“We add Vitamin C in the pressed juice but in the early days of testing we got the ratio wrong and created some spectacular sour faces. There’s a lot of technical process controls and food regulations to work with so Pietra makes sure we are on top of those things during production.”

Becky Palmer is also apart of the Madness team and she takes her health & food safety role very seriously. “Because we are making a product for human consumption we take the attitude that our customers trust us with their lives, we have to maintain that trust through food safety, even if that means we have to take extraordinary measures to control even the smallest risk. Food safety is paramount in everything we do.”

It takes a big effort from every staff member to maintain these standards “so it’s really important our people are fully engaged in everything we do, it’s how we maintain standards, but we also want people to love working here, to be proud to be working here.”

Because Mad Melon has modern equipment in a well-designed facility, they are able to help other producers in the region. They crush apples for businesses like Rough Hands distillery for their Applejack Brandy as well as juice for Capital Cider. “We got to know local legend Trudy Shield and she helped us with all of our initial lab testing, she’s a fantastic person to work with and understands the value of small businesses working together.”

Jamin told me that Mad Melon has had a lot of help and collaborations with others like Trudy, including New Zealand Apple Products, Chia Sisters, Sprig & Fern, Tullybarden and even Little Beauties who produce a range of freeze-dried fruits. “We take their by-product and use it as a part of our gold kiwifruit drink.”

As the business has grown it has faced a number of growth related issues, one of those is storage of freshly pressed juice, “we need a vast amount of tank space and that’s incredibly expensive for a young business” says CFO Anthony Brown. “Seifried Estate have leased us some tank storage and provided amazing help all-round. Everyone we work with has been a very important part of our success to date, and we so appreciate it.”

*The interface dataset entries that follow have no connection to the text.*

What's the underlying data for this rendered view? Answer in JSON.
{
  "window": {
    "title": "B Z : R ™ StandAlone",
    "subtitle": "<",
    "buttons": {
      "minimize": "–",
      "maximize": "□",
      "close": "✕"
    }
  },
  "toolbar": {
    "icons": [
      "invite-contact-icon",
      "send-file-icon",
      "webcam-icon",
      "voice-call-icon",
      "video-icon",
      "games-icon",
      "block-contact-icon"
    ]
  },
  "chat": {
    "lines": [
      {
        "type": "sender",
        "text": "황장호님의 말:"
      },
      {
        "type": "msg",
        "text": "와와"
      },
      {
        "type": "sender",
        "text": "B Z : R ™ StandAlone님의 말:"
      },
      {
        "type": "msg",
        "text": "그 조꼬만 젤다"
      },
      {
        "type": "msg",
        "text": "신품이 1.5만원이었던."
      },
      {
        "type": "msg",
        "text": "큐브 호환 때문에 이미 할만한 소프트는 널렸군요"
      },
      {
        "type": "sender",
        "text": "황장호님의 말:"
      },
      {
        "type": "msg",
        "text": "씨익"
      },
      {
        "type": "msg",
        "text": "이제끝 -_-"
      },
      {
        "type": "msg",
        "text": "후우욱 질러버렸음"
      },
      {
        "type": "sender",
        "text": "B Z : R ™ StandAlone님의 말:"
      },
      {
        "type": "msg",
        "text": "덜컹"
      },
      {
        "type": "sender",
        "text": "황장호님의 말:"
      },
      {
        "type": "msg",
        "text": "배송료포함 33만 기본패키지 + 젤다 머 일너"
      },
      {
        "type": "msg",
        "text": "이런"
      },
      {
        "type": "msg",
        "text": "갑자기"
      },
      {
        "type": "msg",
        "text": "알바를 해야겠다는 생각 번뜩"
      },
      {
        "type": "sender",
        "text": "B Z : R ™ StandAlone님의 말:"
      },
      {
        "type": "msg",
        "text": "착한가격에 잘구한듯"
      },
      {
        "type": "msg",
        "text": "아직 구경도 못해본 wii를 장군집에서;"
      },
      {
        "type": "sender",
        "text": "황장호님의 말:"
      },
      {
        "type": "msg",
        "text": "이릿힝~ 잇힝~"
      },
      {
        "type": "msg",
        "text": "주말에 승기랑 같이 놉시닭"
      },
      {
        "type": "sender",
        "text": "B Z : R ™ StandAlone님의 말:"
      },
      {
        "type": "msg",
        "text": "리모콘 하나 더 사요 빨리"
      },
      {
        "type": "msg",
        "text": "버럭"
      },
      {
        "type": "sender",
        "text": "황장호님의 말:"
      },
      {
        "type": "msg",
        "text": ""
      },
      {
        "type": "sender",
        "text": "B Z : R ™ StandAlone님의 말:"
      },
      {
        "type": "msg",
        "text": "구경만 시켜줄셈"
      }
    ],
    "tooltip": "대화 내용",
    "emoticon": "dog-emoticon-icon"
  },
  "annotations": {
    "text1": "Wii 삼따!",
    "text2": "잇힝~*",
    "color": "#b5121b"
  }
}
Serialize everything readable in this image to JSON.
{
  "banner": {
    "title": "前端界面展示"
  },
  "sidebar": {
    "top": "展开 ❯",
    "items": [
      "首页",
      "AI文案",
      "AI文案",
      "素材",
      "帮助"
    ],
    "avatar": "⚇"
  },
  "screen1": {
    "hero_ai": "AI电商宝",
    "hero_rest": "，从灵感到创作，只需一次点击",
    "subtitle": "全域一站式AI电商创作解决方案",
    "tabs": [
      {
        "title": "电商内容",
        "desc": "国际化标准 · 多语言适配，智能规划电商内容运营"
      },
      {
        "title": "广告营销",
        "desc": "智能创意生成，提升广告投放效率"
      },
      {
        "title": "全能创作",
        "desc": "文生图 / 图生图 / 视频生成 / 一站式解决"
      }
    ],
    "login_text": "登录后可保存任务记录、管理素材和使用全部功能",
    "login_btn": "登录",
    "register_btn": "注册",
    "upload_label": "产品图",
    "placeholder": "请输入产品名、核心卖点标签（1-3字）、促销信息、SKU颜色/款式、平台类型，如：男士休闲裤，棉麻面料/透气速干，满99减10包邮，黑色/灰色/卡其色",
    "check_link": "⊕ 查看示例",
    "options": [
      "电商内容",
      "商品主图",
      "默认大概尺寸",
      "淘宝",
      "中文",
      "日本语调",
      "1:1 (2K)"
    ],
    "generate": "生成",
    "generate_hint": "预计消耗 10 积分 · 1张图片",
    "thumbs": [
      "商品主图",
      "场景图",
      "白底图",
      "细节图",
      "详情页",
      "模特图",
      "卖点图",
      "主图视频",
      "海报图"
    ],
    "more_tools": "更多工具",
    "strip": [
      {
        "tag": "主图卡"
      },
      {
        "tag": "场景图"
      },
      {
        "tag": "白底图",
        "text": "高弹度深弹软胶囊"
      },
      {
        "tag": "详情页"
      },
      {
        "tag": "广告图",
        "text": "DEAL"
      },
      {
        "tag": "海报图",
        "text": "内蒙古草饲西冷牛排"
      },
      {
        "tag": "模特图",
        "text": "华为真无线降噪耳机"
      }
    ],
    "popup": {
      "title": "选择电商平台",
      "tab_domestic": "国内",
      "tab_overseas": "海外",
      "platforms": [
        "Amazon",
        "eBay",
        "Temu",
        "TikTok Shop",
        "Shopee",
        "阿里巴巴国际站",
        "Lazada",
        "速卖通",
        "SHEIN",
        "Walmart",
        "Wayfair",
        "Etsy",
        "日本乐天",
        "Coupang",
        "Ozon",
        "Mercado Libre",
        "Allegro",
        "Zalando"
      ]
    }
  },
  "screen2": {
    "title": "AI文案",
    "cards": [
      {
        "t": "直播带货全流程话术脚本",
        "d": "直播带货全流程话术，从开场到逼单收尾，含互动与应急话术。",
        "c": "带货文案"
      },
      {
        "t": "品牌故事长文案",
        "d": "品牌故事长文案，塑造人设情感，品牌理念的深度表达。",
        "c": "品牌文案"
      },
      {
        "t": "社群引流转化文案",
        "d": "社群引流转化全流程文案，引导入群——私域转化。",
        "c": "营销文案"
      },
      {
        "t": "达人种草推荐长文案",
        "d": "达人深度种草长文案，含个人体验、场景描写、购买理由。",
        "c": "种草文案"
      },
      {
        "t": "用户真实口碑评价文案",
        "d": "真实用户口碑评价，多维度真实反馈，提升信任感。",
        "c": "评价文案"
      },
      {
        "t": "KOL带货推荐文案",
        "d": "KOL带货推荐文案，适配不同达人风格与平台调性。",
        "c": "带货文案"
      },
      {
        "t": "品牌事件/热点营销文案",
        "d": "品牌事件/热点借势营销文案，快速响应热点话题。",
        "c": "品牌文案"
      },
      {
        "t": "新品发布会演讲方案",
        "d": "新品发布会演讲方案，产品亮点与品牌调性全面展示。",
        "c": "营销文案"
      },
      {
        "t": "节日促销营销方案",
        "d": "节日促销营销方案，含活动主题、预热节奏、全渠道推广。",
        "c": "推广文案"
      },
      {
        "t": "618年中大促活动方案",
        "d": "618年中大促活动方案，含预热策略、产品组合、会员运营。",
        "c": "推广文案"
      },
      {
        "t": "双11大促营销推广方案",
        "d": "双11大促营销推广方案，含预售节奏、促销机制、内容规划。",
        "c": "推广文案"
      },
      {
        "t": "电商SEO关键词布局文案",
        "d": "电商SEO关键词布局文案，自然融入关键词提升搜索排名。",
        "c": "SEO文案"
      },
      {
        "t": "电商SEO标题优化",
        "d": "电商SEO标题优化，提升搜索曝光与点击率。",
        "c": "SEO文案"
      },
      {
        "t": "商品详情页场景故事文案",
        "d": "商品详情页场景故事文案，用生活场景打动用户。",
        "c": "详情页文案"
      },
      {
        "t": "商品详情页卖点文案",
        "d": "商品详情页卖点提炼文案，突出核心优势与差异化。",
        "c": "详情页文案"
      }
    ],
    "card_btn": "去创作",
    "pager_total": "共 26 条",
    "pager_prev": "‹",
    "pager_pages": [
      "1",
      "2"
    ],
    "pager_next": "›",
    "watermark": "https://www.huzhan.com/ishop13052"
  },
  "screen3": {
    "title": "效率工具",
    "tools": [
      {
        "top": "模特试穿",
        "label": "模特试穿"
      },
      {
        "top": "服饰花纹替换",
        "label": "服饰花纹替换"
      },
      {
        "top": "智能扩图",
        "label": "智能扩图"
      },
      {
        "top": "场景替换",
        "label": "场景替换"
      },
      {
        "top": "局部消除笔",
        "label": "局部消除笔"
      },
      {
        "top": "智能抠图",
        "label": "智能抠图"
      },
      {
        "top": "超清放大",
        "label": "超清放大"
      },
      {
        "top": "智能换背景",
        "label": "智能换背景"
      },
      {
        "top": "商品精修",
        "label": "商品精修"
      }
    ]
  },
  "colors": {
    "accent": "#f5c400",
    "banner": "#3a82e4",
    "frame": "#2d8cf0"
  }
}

The by-product produced from the juicing process is used as stock feed, “It just makes sense to take a fruit through a process and use by-product from every step and we’re really proud to be part of that food chain use in this region.

Jamin Brown owner of Mad Melon in Richmond, is scaling up his fruit juice business to process more apples. A Boxing Day hail storm damaged a significant amount to the Tasman District apple crop

Jamin’s focus as a businessman is to create jobs and strong exports for the country, “we currently export small volumes to Australia but they want more so we need to expand our production. We have access to the fruit but have all sorts hoops to jump through, we don’t mind what the hoops are, we just want to make sure we’re jumping through all of them.”

As to the future, Mad Melon has plans to expand production because demand for both their branded and bulk products keeps growing “we have to future-plan for that, we have the orders for our own brand, we just need to be able to process the fruit.”

As well as the current range of products that are promoted with advertising from content creator Ben Grundy, their sales manager Debra Cruttenden has got a lot more flavours coming onstream to sell while the team are looking at expanding their space so they can set up their larger bottling and canning line.

Mad Melon are continuing to invest in more processing capacity with additional equipment that will let them deliver even more flavour in the products they make.

Mad Melon is an outstanding Nelson and New Zealand success story and it’s a story that hasn’t been completed yet.

Published in the Nelson Mail 27-07-2022

I have been writing a regular wine column for The Nelson Mail newspaper since 2000.

Unfortunately the column space is not big enough to include my thoughts on all of the many wines I taste. Hopefully this blog will fix that. It also gives me somewhere to archive the many columns I write. I will also include some favourite recipes from my dearly beloved who loves cooking and of course because wine and food simply go together. I will also point you in the direction of upcoming events and websites I think are great. Enjoy, Neil

Back To Top